Though they were wonderful, she said, there wasn’t much outreach to the community outside of academia.
“We have everything down here, but it’s just on a smaller scale. It felt like it could happen if someone was willing to do the organizing,” she said.
What started out as a small collective of poets in 2012 at a library and, at other times, reading their poetry on a playground, eventually blossomed into a monthly series with a featured guest poet each night.
Peter Murphy, who read at the recent open mic and is the founder of Murphy Writing at Stockton University, which offers workshops and getaways for writers, was one of the original participants. According to DiGiorgio, Murphy’s participation was not only important to the foundation of the series but to the community’s poetry scene as well.
The way Murphy tells it, his venture was an “accident.”
Teaching at Atlantic City High School, the poet had little time to write. In 1990, he decided to take a weekend trip to a hotel to do some work.
As Murphy began to go away more frequently, others expressed a similar desire, and he rented out a block of hotel rooms in Cape May for 20 fellow writers. In 1994, he founded the Winter Poetry and Prose Getaway.
“Then it grew to over 200 people over the years. Now we’re in our 24th year,” he said. “About six years ago, we decided to move from Cape May to the Stockton Seaview Hotel.”
In 2014, Murphy said, Stockton was so impressed, they asked Murphy Writing to become a part of the university.
“It was not only fulfilling for me but also helped to serve the community,” he said.
As one of the first featured poets invited to the World Above poetry night, he likes the sense of community the series creates, too.
“It’s a rare thing when people from the community and academy get together on an equal basis and share their writing,” he said. “It’s a wonderful spirit and an ego-free zone (where poets can) feel comfortable.”
Artist and poet Belinda Manning, of Pleasantville, has been participating at World Above for four years. With a younger generation stepping up to the mic, Manning said, everything has come full circle for her.
“It is like a cycle for me. It’s not nostalgic, because it’s bigger than nostalgia for me today. Being in this space, which is like a coffeehouse, is like those times we used to gather in coffee houses on Atlantic Avenue in the ’60s,” she said. “So it’s seeing my youth return but seeing it return with young people re-creating that space.
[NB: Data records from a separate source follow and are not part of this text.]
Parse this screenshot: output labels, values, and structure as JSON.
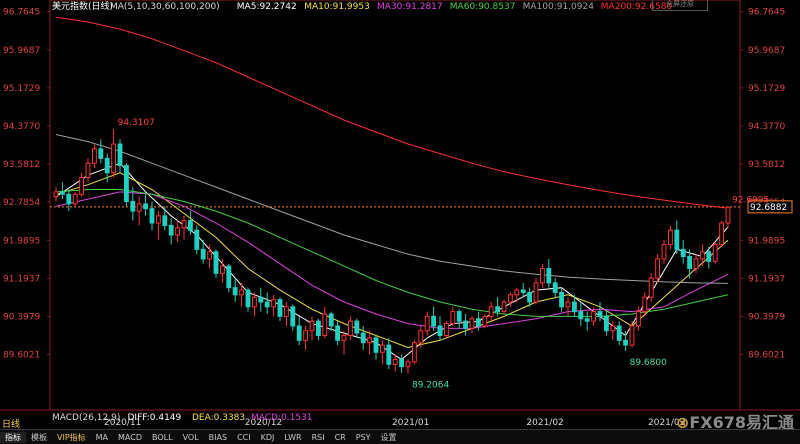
{
  "chart_data": {
    "type": "candlestick",
    "title": "美元指数(日线)",
    "ma_legend": [
      {
        "label": "MA(5,10,30,60,100,200)",
        "color": "#d8d8d8"
      },
      {
        "label": "MA5:92.2742",
        "color": "#ffffff"
      },
      {
        "label": "MA10:91.9953",
        "color": "#f0e040"
      },
      {
        "label": "MA30:91.2817",
        "color": "#e040e0"
      },
      {
        "label": "MA60:90.8537",
        "color": "#40d040"
      },
      {
        "label": "MA100:91.0924",
        "color": "#a0a0a0"
      },
      {
        "label": "MA200:92.6580",
        "color": "#ff3030"
      }
    ],
    "y_ticks": [
      "96.7645",
      "95.9687",
      "95.1729",
      "94.3770",
      "93.5812",
      "92.7854",
      "91.9895",
      "91.1937",
      "90.3979",
      "89.6021"
    ],
    "ylim": [
      89.28,
      96.8
    ],
    "x_ticks": [
      {
        "label": "2020/11",
        "idx": 10
      },
      {
        "label": "2020/12",
        "idx": 32
      },
      {
        "label": "2021/01",
        "idx": 55
      },
      {
        "label": "2021/02",
        "idx": 76
      },
      {
        "label": "2021/03",
        "idx": 95
      }
    ],
    "price_annotations": [
      {
        "label": "94.3107",
        "value": 94.3107,
        "idx": 9,
        "color": "#ff4040"
      },
      {
        "label": "89.2064",
        "value": 89.2064,
        "idx": 55,
        "color": "#40e0a0"
      },
      {
        "label": "89.6800",
        "value": 89.68,
        "idx": 89,
        "color": "#40e0a0"
      },
      {
        "label": "92.6995",
        "value": 92.6995,
        "idx": 105,
        "color": "#ff4040"
      }
    ],
    "current_price": "92.6882",
    "current_value": 92.6882,
    "candles": [
      [
        92.9,
        93.1,
        92.8,
        93.0
      ],
      [
        93.0,
        93.2,
        92.85,
        92.95
      ],
      [
        92.95,
        93.05,
        92.6,
        92.75
      ],
      [
        92.75,
        93.0,
        92.7,
        92.95
      ],
      [
        92.95,
        93.4,
        92.9,
        93.3
      ],
      [
        93.3,
        93.7,
        93.2,
        93.6
      ],
      [
        93.6,
        94.0,
        93.5,
        93.9
      ],
      [
        93.9,
        94.1,
        93.6,
        93.7
      ],
      [
        93.7,
        93.8,
        93.2,
        93.4
      ],
      [
        93.4,
        94.31,
        93.3,
        94.0
      ],
      [
        94.0,
        94.1,
        93.4,
        93.55
      ],
      [
        93.55,
        93.6,
        92.7,
        92.8
      ],
      [
        92.8,
        93.1,
        92.4,
        92.6
      ],
      [
        92.6,
        92.9,
        92.3,
        92.75
      ],
      [
        92.75,
        92.95,
        92.5,
        92.65
      ],
      [
        92.65,
        92.8,
        92.2,
        92.35
      ],
      [
        92.35,
        92.6,
        92.0,
        92.5
      ],
      [
        92.5,
        92.7,
        92.2,
        92.3
      ],
      [
        92.3,
        92.45,
        91.9,
        92.1
      ],
      [
        92.1,
        92.4,
        91.95,
        92.25
      ],
      [
        92.25,
        92.5,
        92.0,
        92.4
      ],
      [
        92.4,
        92.6,
        92.1,
        92.2
      ],
      [
        92.2,
        92.3,
        91.7,
        91.8
      ],
      [
        91.8,
        92.0,
        91.5,
        91.6
      ],
      [
        91.6,
        91.9,
        91.4,
        91.75
      ],
      [
        91.75,
        91.8,
        91.2,
        91.3
      ],
      [
        91.3,
        91.6,
        91.1,
        91.45
      ],
      [
        91.45,
        91.5,
        90.9,
        91.0
      ],
      [
        91.0,
        91.2,
        90.7,
        90.85
      ],
      [
        90.85,
        91.1,
        90.6,
        90.95
      ],
      [
        90.95,
        91.0,
        90.5,
        90.6
      ],
      [
        90.6,
        90.9,
        90.4,
        90.8
      ],
      [
        90.8,
        91.0,
        90.5,
        90.7
      ],
      [
        90.7,
        90.9,
        90.45,
        90.6
      ],
      [
        90.6,
        90.85,
        90.4,
        90.75
      ],
      [
        90.75,
        90.8,
        90.3,
        90.4
      ],
      [
        90.4,
        90.7,
        90.2,
        90.6
      ],
      [
        90.6,
        90.65,
        90.1,
        90.2
      ],
      [
        90.2,
        90.4,
        89.8,
        89.9
      ],
      [
        89.9,
        90.2,
        89.7,
        90.1
      ],
      [
        90.1,
        90.4,
        89.9,
        90.3
      ],
      [
        90.3,
        90.35,
        89.9,
        90.0
      ],
      [
        90.0,
        90.6,
        89.95,
        90.45
      ],
      [
        90.45,
        90.5,
        90.1,
        90.2
      ],
      [
        90.2,
        90.3,
        89.8,
        89.9
      ],
      [
        89.9,
        90.1,
        89.6,
        90.0
      ],
      [
        90.0,
        90.4,
        89.9,
        90.3
      ],
      [
        90.3,
        90.35,
        89.95,
        90.05
      ],
      [
        90.05,
        90.2,
        89.7,
        89.85
      ],
      [
        89.85,
        90.1,
        89.6,
        89.95
      ],
      [
        89.95,
        90.0,
        89.5,
        89.65
      ],
      [
        89.65,
        89.9,
        89.4,
        89.8
      ],
      [
        89.8,
        89.95,
        89.3,
        89.4
      ],
      [
        89.4,
        89.6,
        89.25,
        89.5
      ],
      [
        89.5,
        89.6,
        89.22,
        89.35
      ],
      [
        89.35,
        89.5,
        89.21,
        89.45
      ],
      [
        89.45,
        89.9,
        89.4,
        89.85
      ],
      [
        89.85,
        90.2,
        89.75,
        90.1
      ],
      [
        90.1,
        90.5,
        90.0,
        90.4
      ],
      [
        90.4,
        90.6,
        90.1,
        90.2
      ],
      [
        90.2,
        90.4,
        89.9,
        90.0
      ],
      [
        90.0,
        90.3,
        89.95,
        90.25
      ],
      [
        90.25,
        90.6,
        90.2,
        90.5
      ],
      [
        90.5,
        90.55,
        90.15,
        90.3
      ],
      [
        90.3,
        90.45,
        90.0,
        90.15
      ],
      [
        90.15,
        90.4,
        90.05,
        90.35
      ],
      [
        90.35,
        90.5,
        90.1,
        90.2
      ],
      [
        90.2,
        90.45,
        90.15,
        90.4
      ],
      [
        90.4,
        90.7,
        90.3,
        90.6
      ],
      [
        90.6,
        90.8,
        90.4,
        90.5
      ],
      [
        90.5,
        90.75,
        90.45,
        90.7
      ],
      [
        90.7,
        90.9,
        90.6,
        90.85
      ],
      [
        90.85,
        91.0,
        90.7,
        90.95
      ],
      [
        90.95,
        91.1,
        90.8,
        90.9
      ],
      [
        90.9,
        91.0,
        90.6,
        90.7
      ],
      [
        90.7,
        91.2,
        90.65,
        91.1
      ],
      [
        91.1,
        91.5,
        91.0,
        91.4
      ],
      [
        91.4,
        91.6,
        91.0,
        91.1
      ],
      [
        91.1,
        91.2,
        90.8,
        90.9
      ],
      [
        90.9,
        91.0,
        90.5,
        90.6
      ],
      [
        90.6,
        90.8,
        90.4,
        90.7
      ],
      [
        90.7,
        90.85,
        90.4,
        90.5
      ],
      [
        90.5,
        90.7,
        90.2,
        90.35
      ],
      [
        90.35,
        90.5,
        90.1,
        90.3
      ],
      [
        90.3,
        90.6,
        90.2,
        90.5
      ],
      [
        90.5,
        90.7,
        90.3,
        90.4
      ],
      [
        90.4,
        90.55,
        90.0,
        90.1
      ],
      [
        90.1,
        90.3,
        89.9,
        90.2
      ],
      [
        90.2,
        90.3,
        89.8,
        89.9
      ],
      [
        89.9,
        90.1,
        89.68,
        89.8
      ],
      [
        89.8,
        90.3,
        89.75,
        90.2
      ],
      [
        90.2,
        90.6,
        90.1,
        90.5
      ],
      [
        90.5,
        90.9,
        90.4,
        90.8
      ],
      [
        90.8,
        91.3,
        90.7,
        91.2
      ],
      [
        91.2,
        91.7,
        91.1,
        91.6
      ],
      [
        91.6,
        92.0,
        91.5,
        91.9
      ],
      [
        91.9,
        92.3,
        91.8,
        92.2
      ],
      [
        92.2,
        92.4,
        91.7,
        91.8
      ],
      [
        91.8,
        92.0,
        91.5,
        91.65
      ],
      [
        91.65,
        91.8,
        91.2,
        91.4
      ],
      [
        91.4,
        91.7,
        91.3,
        91.6
      ],
      [
        91.6,
        91.9,
        91.45,
        91.75
      ],
      [
        91.75,
        91.85,
        91.4,
        91.55
      ],
      [
        91.55,
        91.95,
        91.5,
        91.9
      ],
      [
        91.9,
        92.4,
        91.85,
        92.35
      ],
      [
        92.35,
        92.7,
        92.25,
        92.68
      ]
    ],
    "ma_lines": [
      {
        "name": "MA5",
        "color": "#ffffff",
        "points": [
          [
            0,
            92.9
          ],
          [
            5,
            93.35
          ],
          [
            10,
            93.6
          ],
          [
            14,
            93.0
          ],
          [
            18,
            92.5
          ],
          [
            22,
            92.1
          ],
          [
            26,
            91.5
          ],
          [
            30,
            90.9
          ],
          [
            35,
            90.65
          ],
          [
            40,
            90.25
          ],
          [
            45,
            90.05
          ],
          [
            50,
            89.85
          ],
          [
            54,
            89.5
          ],
          [
            58,
            89.95
          ],
          [
            62,
            90.25
          ],
          [
            66,
            90.3
          ],
          [
            70,
            90.6
          ],
          [
            75,
            90.95
          ],
          [
            79,
            91.0
          ],
          [
            84,
            90.5
          ],
          [
            89,
            90.0
          ],
          [
            93,
            90.9
          ],
          [
            97,
            91.8
          ],
          [
            101,
            91.65
          ],
          [
            105,
            92.27
          ]
        ]
      },
      {
        "name": "MA10",
        "color": "#f0e040",
        "points": [
          [
            0,
            92.95
          ],
          [
            5,
            93.15
          ],
          [
            10,
            93.4
          ],
          [
            15,
            93.05
          ],
          [
            20,
            92.55
          ],
          [
            25,
            92.05
          ],
          [
            30,
            91.4
          ],
          [
            35,
            90.95
          ],
          [
            40,
            90.55
          ],
          [
            45,
            90.25
          ],
          [
            50,
            90.0
          ],
          [
            55,
            89.75
          ],
          [
            60,
            89.9
          ],
          [
            65,
            90.15
          ],
          [
            70,
            90.4
          ],
          [
            75,
            90.7
          ],
          [
            80,
            90.85
          ],
          [
            85,
            90.6
          ],
          [
            90,
            90.2
          ],
          [
            95,
            90.8
          ],
          [
            100,
            91.4
          ],
          [
            105,
            91.99
          ]
        ]
      },
      {
        "name": "MA30",
        "color": "#e040e0",
        "points": [
          [
            0,
            92.7
          ],
          [
            5,
            92.85
          ],
          [
            10,
            93.0
          ],
          [
            15,
            92.95
          ],
          [
            20,
            92.7
          ],
          [
            25,
            92.35
          ],
          [
            30,
            91.95
          ],
          [
            35,
            91.5
          ],
          [
            40,
            91.05
          ],
          [
            45,
            90.7
          ],
          [
            50,
            90.45
          ],
          [
            55,
            90.25
          ],
          [
            60,
            90.15
          ],
          [
            65,
            90.15
          ],
          [
            70,
            90.25
          ],
          [
            75,
            90.35
          ],
          [
            80,
            90.5
          ],
          [
            85,
            90.55
          ],
          [
            90,
            90.5
          ],
          [
            95,
            90.6
          ],
          [
            100,
            90.95
          ],
          [
            105,
            91.28
          ]
        ]
      },
      {
        "name": "MA60",
        "color": "#40d040",
        "points": [
          [
            0,
            93.0
          ],
          [
            5,
            93.05
          ],
          [
            10,
            93.05
          ],
          [
            15,
            92.95
          ],
          [
            20,
            92.8
          ],
          [
            25,
            92.6
          ],
          [
            30,
            92.35
          ],
          [
            35,
            92.05
          ],
          [
            40,
            91.75
          ],
          [
            45,
            91.45
          ],
          [
            50,
            91.15
          ],
          [
            55,
            90.9
          ],
          [
            60,
            90.7
          ],
          [
            65,
            90.55
          ],
          [
            70,
            90.45
          ],
          [
            75,
            90.4
          ],
          [
            80,
            90.4
          ],
          [
            85,
            90.4
          ],
          [
            90,
            90.45
          ],
          [
            95,
            90.55
          ],
          [
            100,
            90.7
          ],
          [
            105,
            90.85
          ]
        ]
      },
      {
        "name": "MA100",
        "color": "#a0a0a0",
        "points": [
          [
            0,
            94.2
          ],
          [
            5,
            94.05
          ],
          [
            10,
            93.85
          ],
          [
            15,
            93.6
          ],
          [
            20,
            93.35
          ],
          [
            25,
            93.1
          ],
          [
            30,
            92.85
          ],
          [
            35,
            92.6
          ],
          [
            40,
            92.35
          ],
          [
            45,
            92.1
          ],
          [
            50,
            91.9
          ],
          [
            55,
            91.7
          ],
          [
            60,
            91.55
          ],
          [
            65,
            91.45
          ],
          [
            70,
            91.35
          ],
          [
            75,
            91.28
          ],
          [
            80,
            91.22
          ],
          [
            85,
            91.18
          ],
          [
            90,
            91.15
          ],
          [
            95,
            91.12
          ],
          [
            100,
            91.1
          ],
          [
            105,
            91.09
          ]
        ]
      },
      {
        "name": "MA200",
        "color": "#ff3030",
        "points": [
          [
            0,
            96.65
          ],
          [
            5,
            96.55
          ],
          [
            10,
            96.4
          ],
          [
            15,
            96.2
          ],
          [
            20,
            95.95
          ],
          [
            25,
            95.7
          ],
          [
            30,
            95.4
          ],
          [
            35,
            95.1
          ],
          [
            40,
            94.8
          ],
          [
            45,
            94.5
          ],
          [
            50,
            94.25
          ],
          [
            55,
            94.0
          ],
          [
            60,
            93.8
          ],
          [
            65,
            93.6
          ],
          [
            70,
            93.42
          ],
          [
            75,
            93.28
          ],
          [
            80,
            93.15
          ],
          [
            85,
            93.03
          ],
          [
            90,
            92.92
          ],
          [
            95,
            92.83
          ],
          [
            100,
            92.74
          ],
          [
            105,
            92.66
          ]
        ]
      }
    ],
    "macd_legend": [
      {
        "label": "MACD(26,12,9)",
        "color": "#d8d8d8"
      },
      {
        "label": "DIFF:0.4149",
        "color": "#ffffff"
      },
      {
        "label": "DEA:0.3383",
        "color": "#f0e040"
      },
      {
        "label": "MACD:0.1531",
        "color": "#e040e0"
      }
    ]
  },
  "ui": {
    "period_button": "日线",
    "restore_button": "全屏还原",
    "logo_text": "FX678易汇通",
    "tabs": [
      "指标",
      "模板",
      "VIP指标",
      "MA",
      "MACD",
      "BOLL",
      "VOL",
      "BIAS",
      "CCI",
      "KDJ",
      "LWR",
      "RSI",
      "CR",
      "PSY",
      "设置"
    ]
  }
}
That’s what’s happening here.”
Manning said the juxtaposition of young and old people, as well as the camaraderie they’ve built, is a strength of the series.
“Youth are re-creating what brought richness to the city, art to the city. A sense of joy and community,” she said. “It’s important to have a strong writing community but a creative community, a community that continues to create whether it’s visual art, written word or spoken word, because it’s what gives us life — it connects us.”
Murphy also didn’t downplay the importance of the arts in the community.
“Arts in general, and poetry in particular, it’s a way of personal growth and also a way of advancing civilization, community development,” Murphy said. “If more people read poetry, maybe we would have fewer wars, less political disagreements.”
In spite of Atlantic City’s challenges DiGiorgio said the arts are “alive and well.”
“The arts are not dead here,” she said. “As much as Atlantic City is experiencing financial and other types of turmoil.”
Murphy said as Stockton completes its building in Atlantic City, he sees an opportunity to have structured programs, particularly for youth. He said Murphy Writing also hopes to do more workshops which will generate people coming to Atlantic City, a place he loves.
”It’s quirky and got a personality, it’s got a history – a great history— and it’s a place where people are proud to be (from) there,” Murphy said. “When the casinos first came it called itself the ‘Little Apple.’”
”That’s chutzpah, it’s got attitude.”